No Exit Credit: Paul Metreyeon

No Exit The Hypocrites

What do you find in any living room? A sofa, a small table, arm chairs, a mantel piece, and sometimes a Barbedienne bronze sculpture. So much for the set,” said actress Gaby Sylvia, recalling the genesis of Jean-Paul Sartre’s 1944 black comedy, No Exit, which was written to be performed in a private residence in Nazi-occupied Paris. “There would be no intermission,” added Sylvia, who was in the original staging as well as a 1954 film adaptation, “because of the curfew.”

Out of these simple expedients came one of the 20th century’s most influential plays—a meditation on the attempt to discover some meaning in life, even in the most hopeless circumstances.

In Sartre’s 90-minute one-act, three people have been struck dead in their prime and sentenced to eternal damnation. A womanizing journalist who hid his cowardice behind pacifist rhetoric when he deserted the army, Joseph Garcin has been executed by a firing squad. Inez Serrano, a lesbian postal clerk who took malicious pleasure in turning people against one another, has been murdered by her lover. And Estelle Rigault—a socialite who married an older man for his money, got pregnant by her boyfriend, drowned her baby, and drove the boyfriend to suicide—succumbed to pneumonia.

These three “absentees,” as Estelle calls them, find themselves in a locked, windowless, mirrorless drawing room decorated in haute-bourgeois style. Their task is to figure out why they’ve been damned and why they’ve been confined with strangers with whom they seem to have nothing in common. There are no demons waiting to torture them for all eternity. These civilized sophisticates are one another’s tormentors, locked in an unbreakable chain of psychosexual frustration. Estelle, who defines herself by her relationships with strong men, teases the weakling Joseph even as she fends off Inez’s unwelcome advances. This is Sartre’s metaphor for hell—which is in turn his metaphor for existence.
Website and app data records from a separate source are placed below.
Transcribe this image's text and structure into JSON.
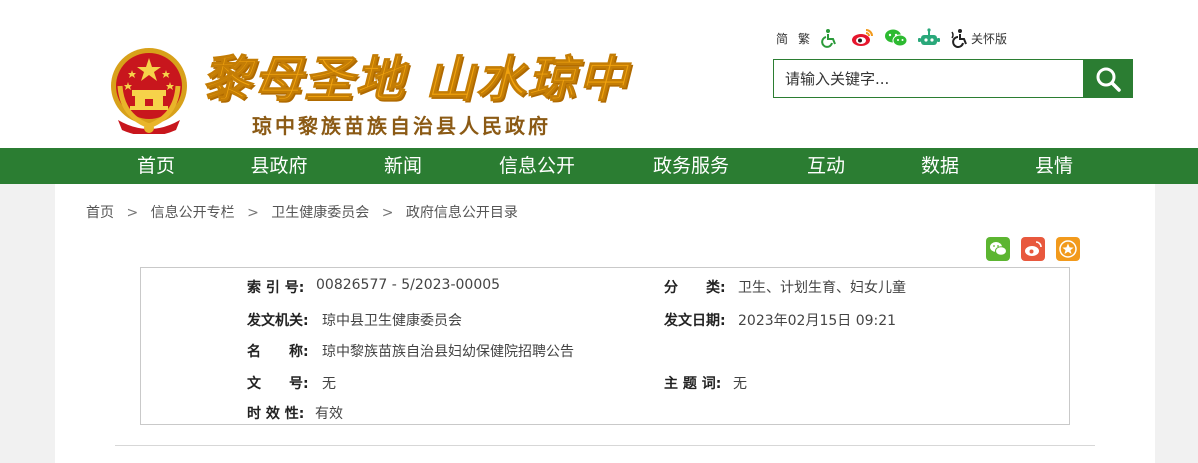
{
  "header": {
    "slogan": "黎母圣地 山水琼中",
    "gov_name": "琼中黎族苗族自治县人民政府",
    "tools": {
      "simplified": "简",
      "traditional": "繁",
      "care_mode": "关怀版"
    },
    "search": {
      "placeholder": "请输入关键字..."
    }
  },
  "nav": {
    "items": [
      "首页",
      "县政府",
      "新闻",
      "信息公开",
      "政务服务",
      "互动",
      "数据",
      "县情"
    ]
  },
  "breadcrumb": [
    "首页",
    "信息公开专栏",
    "卫生健康委员会",
    "政府信息公开目录"
  ],
  "breadcrumb_sep": ">",
  "info": {
    "index_label": "索 引 号:",
    "index_value": "00826577 - 5/2023-00005",
    "category_label": "分　　类:",
    "category_value": "卫生、计划生育、妇女儿童",
    "issuer_label": "发文机关:",
    "issuer_value": "琼中县卫生健康委员会",
    "date_label": "发文日期:",
    "date_value": "2023年02月15日 09:21",
    "title_label": "名　　称:",
    "title_value": "琼中黎族苗族自治县妇幼保健院招聘公告",
    "docno_label": "文　　号:",
    "docno_value": "无",
    "keywords_label": "主 题 词:",
    "keywords_value": "无",
    "validity_label": "时 效 性:",
    "validity_value": "有效"
  },
  "colors": {
    "brand_green": "#2b7d32",
    "slogan_gold": "#f0a20e",
    "wechat_green": "#5cb531",
    "weibo_red": "#e8583d",
    "favorite_orange": "#f29a1c"
  },
  "icons": [
    "national-emblem",
    "wheelchair-icon",
    "weibo-icon",
    "wechat-icon",
    "robot-icon",
    "care-mode-icon",
    "search-icon",
    "favorite-star-icon"
  ]
}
The Hypocrites’ new production, directed by Sean Graney, plays the material for outrageous comedy with mixed results. Instead of the stuffily elegant drawing room Sartre envisioned, scenic designer Tom Burch delivers a hot pink, sharply raked triangular playing area furnished with three armchairs of different sizes, one of which is coin-operated and vibrates. The room is dominated by a life-size, gleaming-white classical statue—a male nude whose embodiment of human perfection highlights the inadequacies of the characters, who can’t restrain themselves from stroking its smooth, beautifully curved buttocks. At the front of the stage are two desk-size globe maps representing the world of the living. And outside the room, thanks to lighting designer Jared Moore and sound designer Kevin O’Donnell, is a roaring maelstrom of red-hot lava—the hell of medieval imagination.
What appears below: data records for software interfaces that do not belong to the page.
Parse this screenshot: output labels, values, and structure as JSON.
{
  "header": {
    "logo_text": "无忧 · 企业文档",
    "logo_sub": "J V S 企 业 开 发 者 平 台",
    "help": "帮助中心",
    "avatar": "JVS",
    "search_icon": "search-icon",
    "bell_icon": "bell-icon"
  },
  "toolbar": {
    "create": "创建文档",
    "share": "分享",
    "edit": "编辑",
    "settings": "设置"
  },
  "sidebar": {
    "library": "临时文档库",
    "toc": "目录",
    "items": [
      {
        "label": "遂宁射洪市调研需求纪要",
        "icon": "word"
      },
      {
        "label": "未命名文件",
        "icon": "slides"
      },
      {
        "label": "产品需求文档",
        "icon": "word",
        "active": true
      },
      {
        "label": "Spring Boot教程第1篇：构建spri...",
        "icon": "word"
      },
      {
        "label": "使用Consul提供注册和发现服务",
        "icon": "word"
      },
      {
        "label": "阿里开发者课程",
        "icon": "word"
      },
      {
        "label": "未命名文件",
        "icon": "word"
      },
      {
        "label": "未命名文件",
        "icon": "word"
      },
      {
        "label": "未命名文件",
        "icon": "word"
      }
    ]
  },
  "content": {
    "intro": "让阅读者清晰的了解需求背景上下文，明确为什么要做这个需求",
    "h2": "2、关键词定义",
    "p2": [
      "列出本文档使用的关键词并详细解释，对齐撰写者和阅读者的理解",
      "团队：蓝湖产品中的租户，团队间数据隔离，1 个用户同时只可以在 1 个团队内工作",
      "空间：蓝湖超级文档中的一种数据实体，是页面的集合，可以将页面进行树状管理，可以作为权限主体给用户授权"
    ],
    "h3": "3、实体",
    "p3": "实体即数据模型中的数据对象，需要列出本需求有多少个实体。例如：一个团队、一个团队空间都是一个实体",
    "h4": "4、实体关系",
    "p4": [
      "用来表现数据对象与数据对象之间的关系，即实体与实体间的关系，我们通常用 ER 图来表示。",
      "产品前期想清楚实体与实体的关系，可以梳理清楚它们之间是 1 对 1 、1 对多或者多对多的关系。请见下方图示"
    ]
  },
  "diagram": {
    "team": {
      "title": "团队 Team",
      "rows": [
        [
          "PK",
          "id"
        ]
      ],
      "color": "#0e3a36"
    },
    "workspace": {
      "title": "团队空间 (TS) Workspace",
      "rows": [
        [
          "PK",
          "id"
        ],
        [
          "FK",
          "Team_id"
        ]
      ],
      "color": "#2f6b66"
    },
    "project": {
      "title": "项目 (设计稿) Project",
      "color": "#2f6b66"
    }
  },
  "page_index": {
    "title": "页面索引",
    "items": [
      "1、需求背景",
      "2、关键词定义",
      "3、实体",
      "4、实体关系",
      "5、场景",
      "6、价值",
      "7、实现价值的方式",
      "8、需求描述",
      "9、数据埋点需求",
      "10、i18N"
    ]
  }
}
As Joseph, Inez, and Estelle, Robert McLean, Samantha Gleisten, and Erin Barlow explore the cat-and-mouse dynamics of the situation with broad physical humor, stalking one another around the tiny room as they vie for the most comfortable chair, then fidgeting like children while trying not to acknowledge the others’ presence. In the smaller role of a supercilious valet, John Taflan arbitrarily fondles them. The dialogue is sometimes given a jokey spin, as when Estelle mentions that she feels “queer” and Inez’s face lights up hopefully to underscore a double entendre Sartre never intended.

Initially provocative in its unpredictability, the production at some points takes on a manic energy better suited to a Joe Orton sex farce. When Joseph, Inez, and Estelle doff their clothes and chase one another around the cramped room, their sexy slapstick obscures the script’s simmering tension. It’s as if Graney didn’t trust the text to speak for itself, or the audience to pay attention. But he slows the pace down again toward the end of the show, and his final image effectively captures the sense of feeling isolated in the company of others. Flawed as it is, this No Exit ultimately does affirm the enduring strength of Sartre’s play.